The man who created the rainbow flag back in 1978 at the request of Harvey Milk still loves waving it.
“I’ve been a grand marshal in New York, in Los Angeles, San Francisco, Key West, Vancouver, a lot of cities, and I never get tired of it,” says Gilbert Baker. “Each and every time I find it emotional because people exude such love, wave after wave. People love the flag, and as creator of the flag I get a lot of love.”
Baker will get a whole lot more adulation as the grand marshal of Fierté Montréal’s seventh annual Pride parade on Aug 18.
Montreal first held a Pride parade in 1979. When the city’s Divers/Cité festival organized the parade from 1993 to 2006, it introduced a minute of silence to honour victims of homophobia, as well as those too sick to attend, or deceased, because of HIV and AIDS. To this day it remains the emotional highlight of Montreal’s parade as the parade freezes and tens of thousands of spectators along the route fall so silent one can hear a pin drop.
Then 60 seconds later, the crowd comes alive with a big joyous roar.
Fierté Montréal’s weeklong Pride festival — which runs from Aug 12 to 18 — once again climaxes with the Pride parade. More than 130 organizations will participate in the parade, whose theme this year is Our Flag, Our Life: Rouge. The parade begins at 1pm on Sunday, Aug 18, and the minute of silence begins at 3pm sharp.

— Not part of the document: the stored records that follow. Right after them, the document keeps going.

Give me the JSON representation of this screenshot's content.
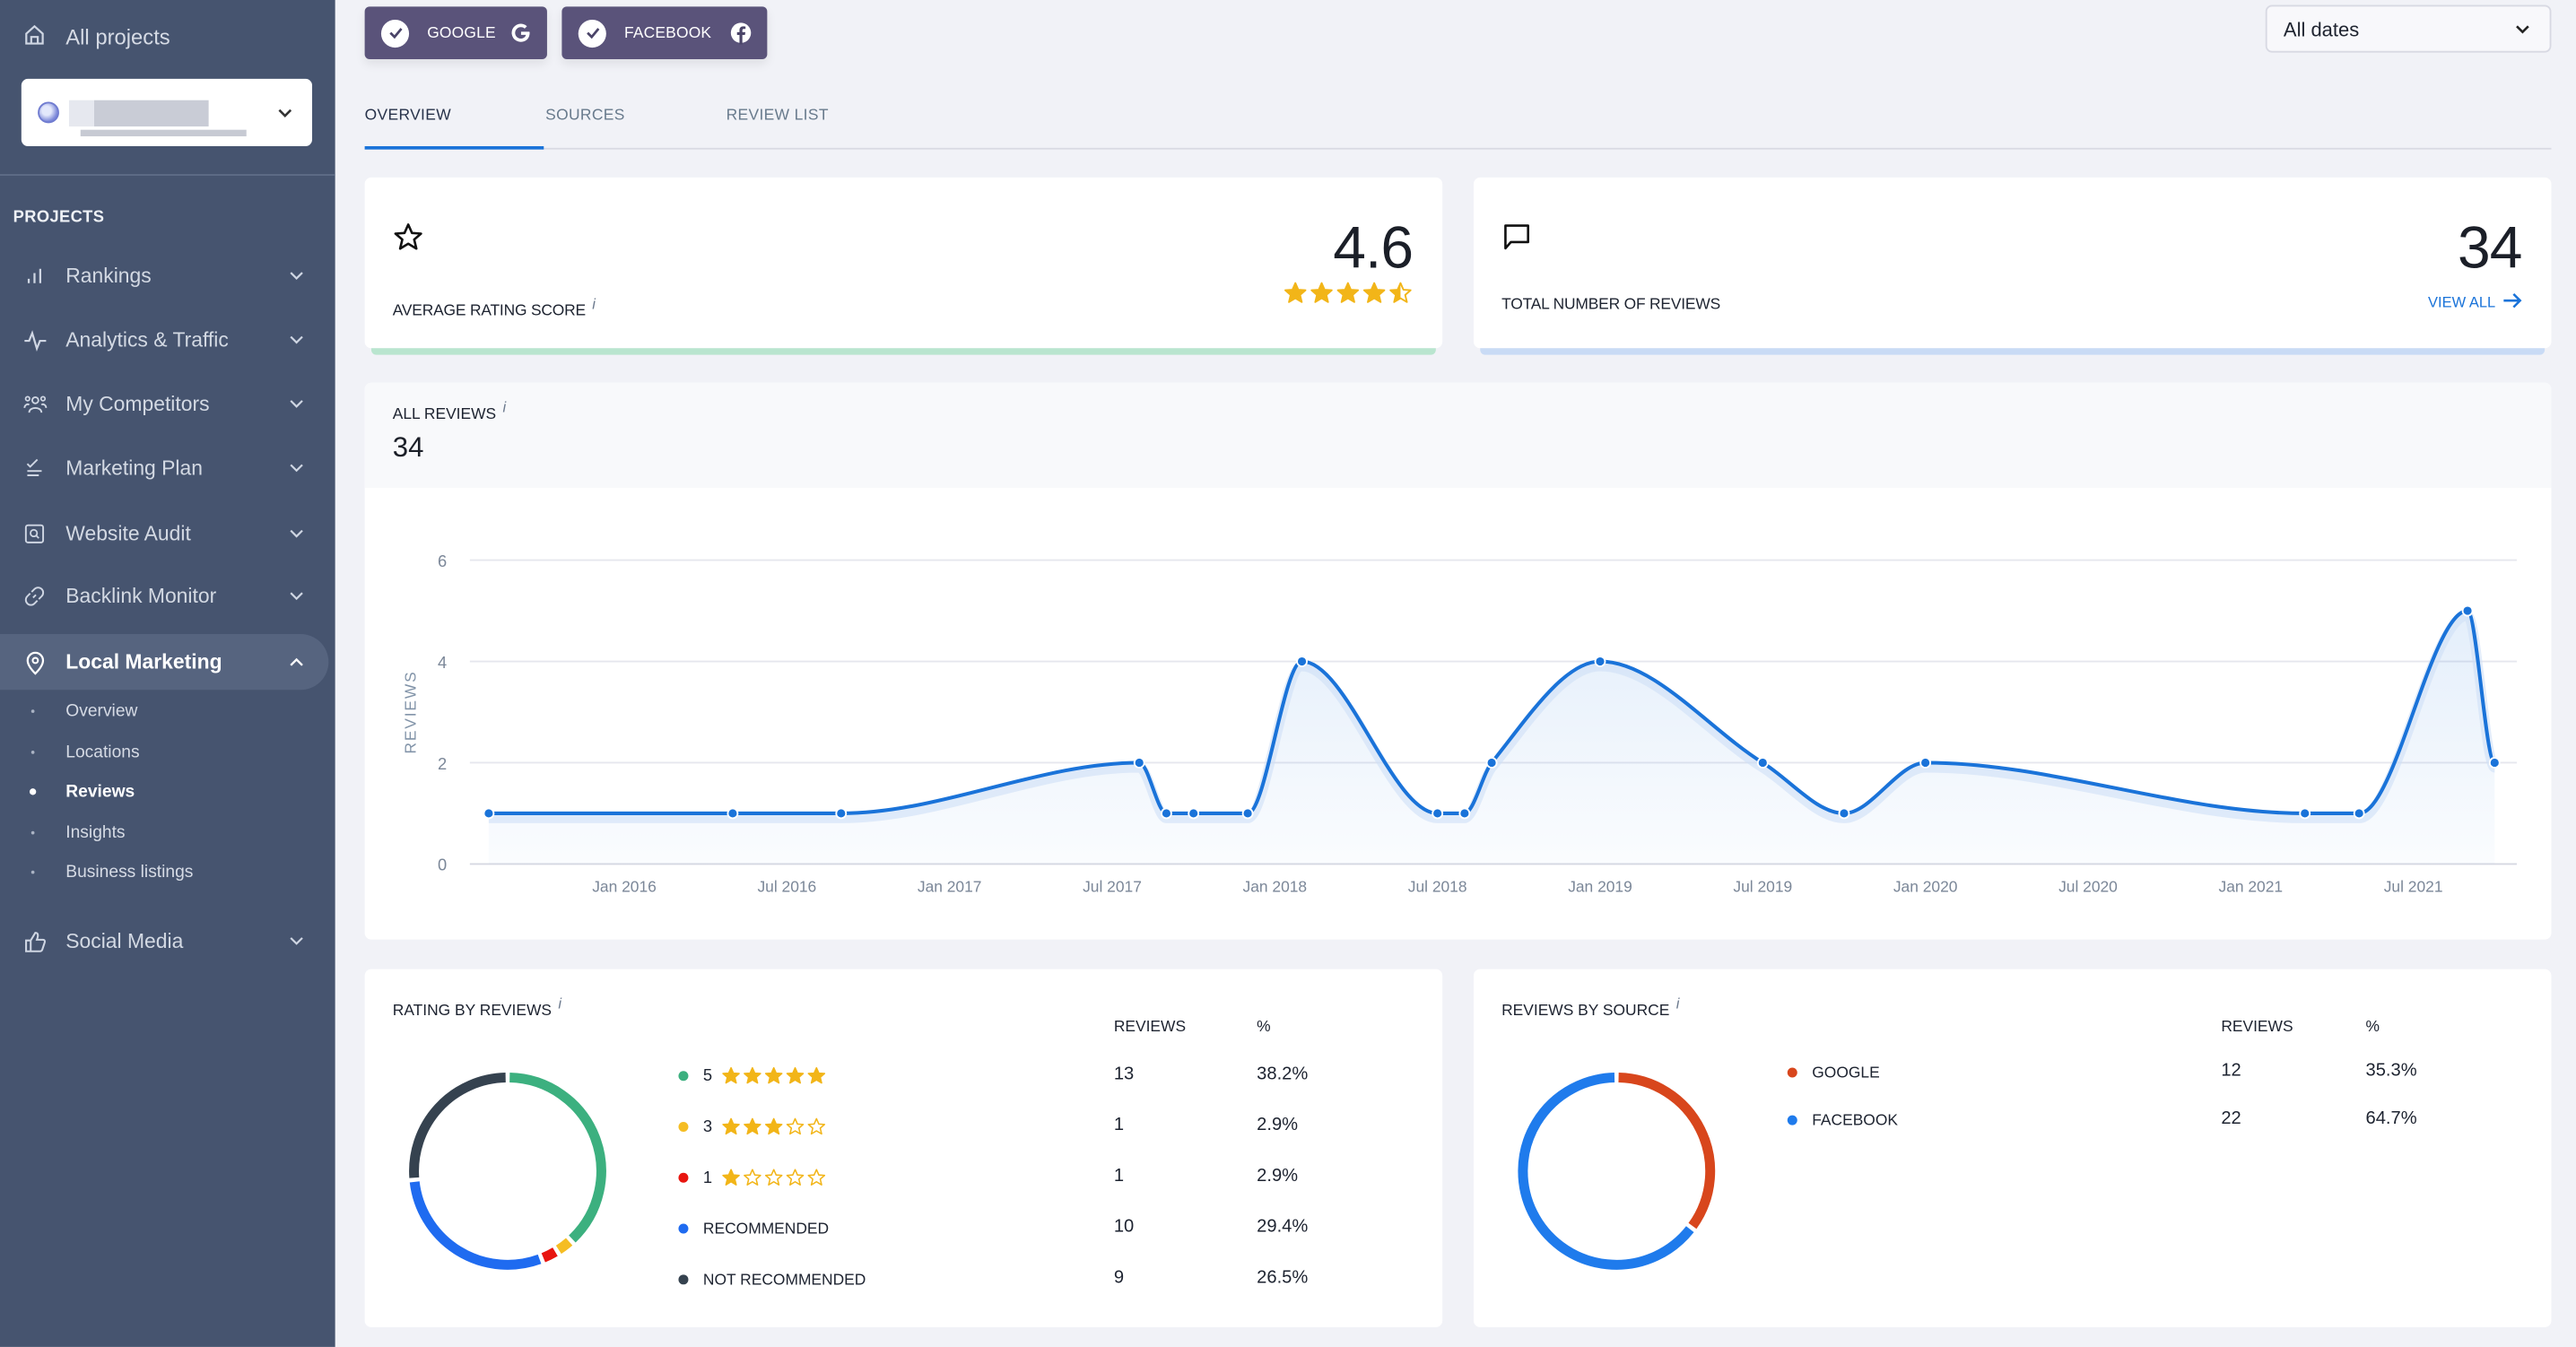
{
  "sidebar": {
    "all_projects": "All projects",
    "project_select": {
      "value": ""
    },
    "section_label": "PROJECTS",
    "items": [
      {
        "label": "Rankings",
        "icon": "bar-chart-icon"
      },
      {
        "label": "Analytics & Traffic",
        "icon": "activity-icon"
      },
      {
        "label": "My Competitors",
        "icon": "users-icon"
      },
      {
        "label": "Marketing Plan",
        "icon": "checklist-icon"
      },
      {
        "label": "Website Audit",
        "icon": "audit-search-icon"
      },
      {
        "label": "Backlink Monitor",
        "icon": "link-icon"
      },
      {
        "label": "Local Marketing",
        "icon": "map-pin-icon",
        "expanded": true
      },
      {
        "label": "Social Media",
        "icon": "thumbs-up-icon"
      }
    ],
    "subitems": [
      {
        "label": "Overview"
      },
      {
        "label": "Locations"
      },
      {
        "label": "Reviews",
        "active": true
      },
      {
        "label": "Insights"
      },
      {
        "label": "Business listings"
      }
    ]
  },
  "filters": {
    "sources": [
      {
        "label": "GOOGLE",
        "checked": true,
        "icon": "google-icon"
      },
      {
        "label": "FACEBOOK",
        "checked": true,
        "icon": "facebook-icon"
      }
    ],
    "date_range": "All dates"
  },
  "tabs": [
    {
      "label": "OVERVIEW",
      "active": true
    },
    {
      "label": "SOURCES"
    },
    {
      "label": "REVIEW LIST"
    }
  ],
  "kpis": {
    "rating": {
      "label": "AVERAGE RATING SCORE",
      "info": "i",
      "value": "4.6",
      "stars": 4.6,
      "accent": "#b9e5cf"
    },
    "total": {
      "label": "TOTAL NUMBER OF REVIEWS",
      "value": "34",
      "link": "VIEW ALL",
      "accent": "#c9dbf5"
    }
  },
  "all_reviews": {
    "title": "ALL REVIEWS",
    "info": "i",
    "total": "34"
  },
  "chart_data": {
    "type": "line",
    "title": "ALL REVIEWS",
    "xlabel": "",
    "ylabel": "REVIEWS",
    "ylim": [
      0,
      6
    ],
    "yticks": [
      0,
      2,
      4,
      6
    ],
    "xticks": [
      "Jan 2016",
      "Jul 2016",
      "Jan 2017",
      "Jul 2017",
      "Jan 2018",
      "Jul 2018",
      "Jan 2019",
      "Jul 2019",
      "Jan 2020",
      "Jul 2020",
      "Jan 2021",
      "Jul 2021"
    ],
    "grid": true,
    "color": "#1a73d9",
    "series": [
      {
        "name": "Reviews",
        "points": [
          {
            "x": "2015-08",
            "y": 1
          },
          {
            "x": "2016-05",
            "y": 1
          },
          {
            "x": "2016-09",
            "y": 1
          },
          {
            "x": "2017-08",
            "y": 2
          },
          {
            "x": "2017-09",
            "y": 1
          },
          {
            "x": "2017-10",
            "y": 1
          },
          {
            "x": "2017-12",
            "y": 1
          },
          {
            "x": "2018-02",
            "y": 4
          },
          {
            "x": "2018-07",
            "y": 1
          },
          {
            "x": "2018-08",
            "y": 1
          },
          {
            "x": "2018-09",
            "y": 2
          },
          {
            "x": "2019-01",
            "y": 4
          },
          {
            "x": "2019-07",
            "y": 2
          },
          {
            "x": "2019-10",
            "y": 1
          },
          {
            "x": "2020-01",
            "y": 2
          },
          {
            "x": "2021-03",
            "y": 1
          },
          {
            "x": "2021-05",
            "y": 1
          },
          {
            "x": "2021-09",
            "y": 5
          },
          {
            "x": "2021-10",
            "y": 2
          }
        ]
      }
    ]
  },
  "rating_by_reviews": {
    "title": "RATING BY REVIEWS",
    "info": "i",
    "col_reviews": "REVIEWS",
    "col_pct": "%",
    "rows": [
      {
        "label": "5",
        "stars": 5,
        "count": "13",
        "pct": "38.2%",
        "value": 13,
        "color": "#3cb07f"
      },
      {
        "label": "3",
        "stars": 3,
        "count": "1",
        "pct": "2.9%",
        "value": 1,
        "color": "#f5bd23"
      },
      {
        "label": "1",
        "stars": 1,
        "count": "1",
        "pct": "2.9%",
        "value": 1,
        "color": "#e8150f"
      },
      {
        "label": "RECOMMENDED",
        "count": "10",
        "pct": "29.4%",
        "value": 10,
        "color": "#1f6bf0"
      },
      {
        "label": "NOT RECOMMENDED",
        "count": "9",
        "pct": "26.5%",
        "value": 9,
        "color": "#35424f"
      }
    ]
  },
  "reviews_by_source": {
    "title": "REVIEWS BY SOURCE",
    "info": "i",
    "col_reviews": "REVIEWS",
    "col_pct": "%",
    "rows": [
      {
        "label": "GOOGLE",
        "count": "12",
        "pct": "35.3%",
        "value": 12,
        "color": "#d8461c"
      },
      {
        "label": "FACEBOOK",
        "count": "22",
        "pct": "64.7%",
        "value": 22,
        "color": "#1f7bec"
      }
    ]
  },
  "colors": {
    "sidebar_bg": "#46546f",
    "accent": "#1a73d9",
    "filter_btn": "#5a537a",
    "star": "#f2b518"
  }
}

Fierté Montréal’s Dyke March is Aug 17 at 11am. It runs along Sainte-Catherine Street East in the heart of the gay village, where more than 100 LGBT organizations, community groups, businesses, sports clubs and sociocultural groups will also set up kiosks as part of Community Day.
Fierté Montréal is also presenting a series of free outdoor and ticketed indoor events. Montreal female impersonator Michel Dorion’s fifth annual C’est la Fête variety show on Aug 17 will feature performances by such local drag luminaries as Nana de Grèce, Mado Lamotte and Madonna dead-ringer Jimmy Moore, plus a special performance by RuPaul’s Drag Race Season 5 winner Jinkx Monsoon.
Another big, free outdoor show this year is the second annual edition of Génération Boomer, which will celebrate Montreal’s 1950s and ’60s cabaret-club heyday. Performers include Claudette Dion (Céline’s sister) and Quebec pop icon Nanette Workman, the Mississippi blues legend who ended up in Montreal starring in Michel Plamondon’s rock opera Starmania in the late 1970s after years of dating Peter Frampton and Johnny Hallyday and recording with everybody from Elton John to the Rolling Stones.
“I had number-one songs, but I couldn’t sell an album,” says Workman, a long-time gay-rights supporter. “I’ve made about 20 albums, and they’ve never sold more than 20,000 copies [each]. So I said I might as well sing in English. It doesn’t matter anymore. I’m a rock-blues singer. And that takes me back to my roots in Mississippi. It’s a way of life, and I’ll do it till the day I die.”
Other free outdoor events include the sixth annual edition of Dream Académie, featuring more than a dozen up-and-coming Montreal drag queens, and the colossal closing Mega T-Dance, with DJs Edil Hernandez and Aron, which will get packed as the Pride parade winds down in the Village.
Fierté Montréal is also presenting the Cinémathèque québécoise retrospective of Meow Mix, the iconic Montreal event “for bent girls and their friends” that was created by Miriam Ginestier in 1997 and ran until 2012. The Meow Mix retrospective runs Aug 13 to 16. Another week-long event of note is the fifth annual Café des Arts exhibition, showcasing five local LGBT artists, plus the work of rainbow-flag creator Gilbert Baker.
Last year’s hugely successful Literary Pride series is also back and will feature 10 authors, including Quebec literary icon Michel Tremblay, who will speak on Aug 15.
In addition, Fierté Montréal is presenting the Queer Comics Conference, featuring Ottawa and Montreal Comiccon programmer Sophie Delmas discussing queer relationships and characters in Western graphic media, with a focus on Marvel and DC Comics superheroes.